— EXERCISE PROMPT —
Drop the images. Copy every line below character for character.

— LISTED RECORDS —

------------------------------------

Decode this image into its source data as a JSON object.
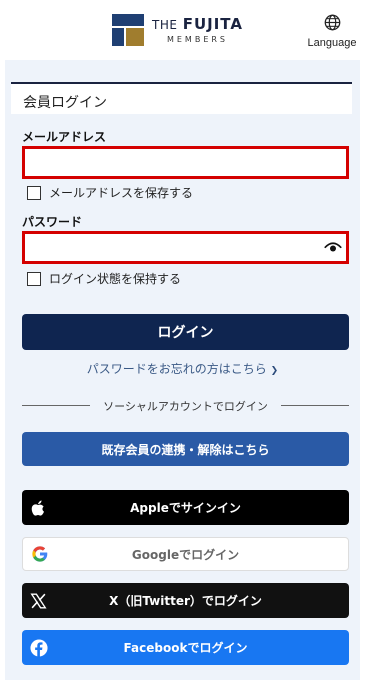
{
  "header": {
    "brand_the": "THE",
    "brand_name": "FUJITA",
    "brand_sub": "MEMBERS",
    "language_label": "Language"
  },
  "form": {
    "title": "会員ログイン",
    "email_label": "メールアドレス",
    "email_value": "",
    "save_email_label": "メールアドレスを保存する",
    "password_label": "パスワード",
    "password_value": "",
    "keep_login_label": "ログイン状態を保持する",
    "login_button": "ログイン",
    "forgot_link": "パスワードをお忘れの方はこちら",
    "forgot_chevron": "❯"
  },
  "social": {
    "divider_text": "ソーシャルアカウントでログイン",
    "link_existing": "既存会員の連携・解除はこちら",
    "apple": "Appleでサインイン",
    "google": "Googleでログイン",
    "x": "X（旧Twitter）でログイン",
    "facebook": "Facebookでログイン"
  },
  "colors": {
    "navy": "#0f2550",
    "link_blue": "#2a5aa6",
    "error_red": "#d40000",
    "facebook_blue": "#1877f2",
    "panel_bg": "#eef3fa"
  },
  "icons": [
    "globe-icon",
    "eye-icon",
    "apple-icon",
    "google-icon",
    "x-icon",
    "facebook-icon"
  ]
}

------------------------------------

— WORKED SOLUTION —
Decode this image into its source data as a JSON object.
{
  "header": {
    "brand_the": "THE",
    "brand_name": "FUJITA",
    "brand_sub": "MEMBERS",
    "language_label": "Language"
  },
  "form": {
    "title": "会員ログイン",
    "email_label": "メールアドレス",
    "email_value": "",
    "save_email_label": "メールアドレスを保存する",
    "password_label": "パスワード",
    "password_value": "",
    "keep_login_label": "ログイン状態を保持する",
    "login_button": "ログイン",
    "forgot_link": "パスワードをお忘れの方はこちら",
    "forgot_chevron": "❯"
  },
  "social": {
    "divider_text": "ソーシャルアカウントでログイン",
    "link_existing": "既存会員の連携・解除はこちら",
    "apple": "Appleでサインイン",
    "google": "Googleでログイン",
    "x": "X（旧Twitter）でログイン",
    "facebook": "Facebookでログイン"
  },
  "colors": {
    "navy": "#0f2550",
    "link_blue": "#2a5aa6",
    "error_red": "#d40000",
    "facebook_blue": "#1877f2",
    "panel_bg": "#eef3fa"
  },
  "icons": [
    "globe-icon",
    "eye-icon",
    "apple-icon",
    "google-icon",
    "x-icon",
    "facebook-icon"
  ]
}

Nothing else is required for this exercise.